While at the movies, do you happened to look down and wonder who ate all the popcorn in your giant, family-size tub? Do the nuts and pretzels you put out for holiday parties evaporate before your guests even arrive? And why is it that the potato chips never make it from the bag to the bowl once you’ve opened them up? Hmm, mysterious. Actually, there is a term for this phenomenon. It’s called mindless eating and it just so happens to be one of my personal challenges.
To help me overcome my mindless eating habit, I came up with 5 strategies that make maintaining portion control and choosing healthy snack foods easier.
- Keep healthy food snacks handy.
This Summer I have begun keeping a bowl of fresh fruit like grapes or berries in the refrigerator ready for snacking. I also have cherry tomatoes and snap peas fresh from the from the garden on the kitchen table to make it easier for me and my family to reach for healthy treats.
- Control portions.
I divide snacks into appropriate portions and place them into small containers on our snack shelf. For example, 20 pretzel sticks has a 1 point value for Weight Watchers so when I am done with the container of 20 pretzels, I know exactly how much I ate and how many points I need to count.
- Choose protein-rich snacks.
Eating beans, nuts, tofu, fish, poultry, cheese, peanut butter or eggs in place of less-healthy options like salty, highly processed carbohydrates or sugary drinks and snacks satisfies my hunger cravings and makes me less likely to continue to eat mindlessly. It also improves my levels of triglycerides and protective high-density lipoprotein (HDL) in my bloodstream. According to my doctor, this may reduce my chances of having a heart attack, stroke or other type of cardiovascular disease.

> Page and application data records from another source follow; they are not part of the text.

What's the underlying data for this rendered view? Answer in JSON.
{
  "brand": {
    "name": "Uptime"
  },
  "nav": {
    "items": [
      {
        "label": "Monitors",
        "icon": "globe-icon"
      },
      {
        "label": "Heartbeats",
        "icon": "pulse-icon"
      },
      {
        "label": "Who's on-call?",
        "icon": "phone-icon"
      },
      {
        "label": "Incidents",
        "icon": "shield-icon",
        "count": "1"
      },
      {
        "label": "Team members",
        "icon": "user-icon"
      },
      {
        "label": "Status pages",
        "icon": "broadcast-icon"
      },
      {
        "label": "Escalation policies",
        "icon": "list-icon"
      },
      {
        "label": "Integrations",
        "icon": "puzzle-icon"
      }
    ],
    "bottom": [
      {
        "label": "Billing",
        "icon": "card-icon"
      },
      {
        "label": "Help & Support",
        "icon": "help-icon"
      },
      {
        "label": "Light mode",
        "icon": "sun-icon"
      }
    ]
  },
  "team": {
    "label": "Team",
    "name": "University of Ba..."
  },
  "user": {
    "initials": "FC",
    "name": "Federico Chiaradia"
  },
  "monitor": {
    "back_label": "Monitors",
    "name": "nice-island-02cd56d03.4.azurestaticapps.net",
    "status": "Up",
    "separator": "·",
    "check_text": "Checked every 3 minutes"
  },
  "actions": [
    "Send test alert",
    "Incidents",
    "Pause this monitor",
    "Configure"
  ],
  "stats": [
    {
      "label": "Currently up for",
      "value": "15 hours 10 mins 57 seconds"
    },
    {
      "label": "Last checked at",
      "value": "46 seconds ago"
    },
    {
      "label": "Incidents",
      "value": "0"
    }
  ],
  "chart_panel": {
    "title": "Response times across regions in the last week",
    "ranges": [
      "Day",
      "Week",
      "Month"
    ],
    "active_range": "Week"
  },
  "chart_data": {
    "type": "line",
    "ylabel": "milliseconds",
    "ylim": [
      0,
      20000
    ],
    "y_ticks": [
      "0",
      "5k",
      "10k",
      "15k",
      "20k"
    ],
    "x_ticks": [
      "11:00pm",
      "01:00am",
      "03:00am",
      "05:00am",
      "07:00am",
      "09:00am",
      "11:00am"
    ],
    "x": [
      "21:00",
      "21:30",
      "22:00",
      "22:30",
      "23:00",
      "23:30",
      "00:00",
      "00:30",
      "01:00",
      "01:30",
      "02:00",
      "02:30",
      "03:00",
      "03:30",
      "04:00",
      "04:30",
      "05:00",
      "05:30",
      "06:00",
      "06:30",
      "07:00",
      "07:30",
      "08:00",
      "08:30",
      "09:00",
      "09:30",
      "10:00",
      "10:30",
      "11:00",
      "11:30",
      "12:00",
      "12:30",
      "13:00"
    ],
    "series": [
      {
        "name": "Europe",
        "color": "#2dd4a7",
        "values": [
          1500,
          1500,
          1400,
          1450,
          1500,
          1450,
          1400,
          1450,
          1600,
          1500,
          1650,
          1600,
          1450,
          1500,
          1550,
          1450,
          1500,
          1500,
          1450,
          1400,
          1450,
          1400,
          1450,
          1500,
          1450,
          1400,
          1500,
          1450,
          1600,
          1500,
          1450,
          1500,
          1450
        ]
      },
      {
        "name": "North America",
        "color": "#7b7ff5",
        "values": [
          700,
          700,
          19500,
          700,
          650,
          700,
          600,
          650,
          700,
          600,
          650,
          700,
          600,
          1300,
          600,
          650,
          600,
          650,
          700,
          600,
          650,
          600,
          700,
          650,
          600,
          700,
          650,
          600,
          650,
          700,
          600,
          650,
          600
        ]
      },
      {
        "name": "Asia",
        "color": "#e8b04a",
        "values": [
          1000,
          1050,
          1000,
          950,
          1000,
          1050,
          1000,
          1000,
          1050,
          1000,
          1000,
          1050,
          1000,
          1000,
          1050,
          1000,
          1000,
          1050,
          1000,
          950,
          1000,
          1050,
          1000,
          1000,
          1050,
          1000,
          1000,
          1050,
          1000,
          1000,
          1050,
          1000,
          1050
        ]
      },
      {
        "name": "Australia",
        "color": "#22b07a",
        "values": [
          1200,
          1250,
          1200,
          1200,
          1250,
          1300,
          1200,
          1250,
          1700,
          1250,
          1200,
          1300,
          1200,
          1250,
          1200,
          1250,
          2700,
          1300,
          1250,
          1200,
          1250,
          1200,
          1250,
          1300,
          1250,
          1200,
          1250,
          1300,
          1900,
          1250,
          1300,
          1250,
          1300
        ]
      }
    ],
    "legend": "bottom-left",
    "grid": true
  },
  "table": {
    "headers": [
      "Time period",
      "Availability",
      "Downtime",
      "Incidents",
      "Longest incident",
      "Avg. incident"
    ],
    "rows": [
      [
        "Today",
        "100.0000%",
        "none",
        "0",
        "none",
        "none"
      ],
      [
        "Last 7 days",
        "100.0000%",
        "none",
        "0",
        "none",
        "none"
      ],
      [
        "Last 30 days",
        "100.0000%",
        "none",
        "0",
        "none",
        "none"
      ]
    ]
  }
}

- Drink more water.
I am sure that you have heard by now how easy it is to confuse dehydration with hunger. We know our body is craving something so we assume it’s the yummy chocolate bar or bag of kettlecorn in the pantry when in reality our body needs water.
- Plan ahead.
When I plan to go to the movies, take long drives, fly on an airplane or engage in any other activity where I find myself distracted or bored, I make sure I have small portions of healthy snacks with me. I know that mindless eating is a spontaneous act but when I can, planning ahead can mean the difference between eating a small container of grapes and carrots as opposed to an entire bag of potato chips – 10 servings.
Weight Watchers Online/Plus
Posted by Paige
One of the tools that Brett, Lennie and I have chosen to help us reach our weight loss goals is Weight Watchers Online/Plus.
My memories of using Weight Watchers are from many years ago when I was freshly out of college. I remember attending the meetings every week and carrying around a little guide book that helped me figure out my calories. I lost weight on the plan but I quit before starting the maintenance portion of the program which for me meant that not only did I eventually gain the weight back, I gained an additional 15lbs. The reason I quit was because I felt tracking my foods and portion sizes was too time consuming and the meeting dates and times were not convenient for me. At the time, I thought losing weight should be quick and easy. I was young.
Weight Watchers Online/Plus is not that program. Sure they still have the weekly meetings which is one of the things that Weight Watchers does really well – create supportive communities – but the program itself has changed alot. They have a points system now that lets you choose the foods you eat. No more skim milk and plain tuna fish. The online platform calculates your food points, exercise points and adjusts your daily target as you lose weight. In other words, it makes staying on the program as easy as possible and it’s convenient.
Drawbacks? I’m not sure yet. It’s still new. I am not keen on having to count points for the rest of my life but if this tool helps me achieve and maintain a healthy weight, then I will keep on counting.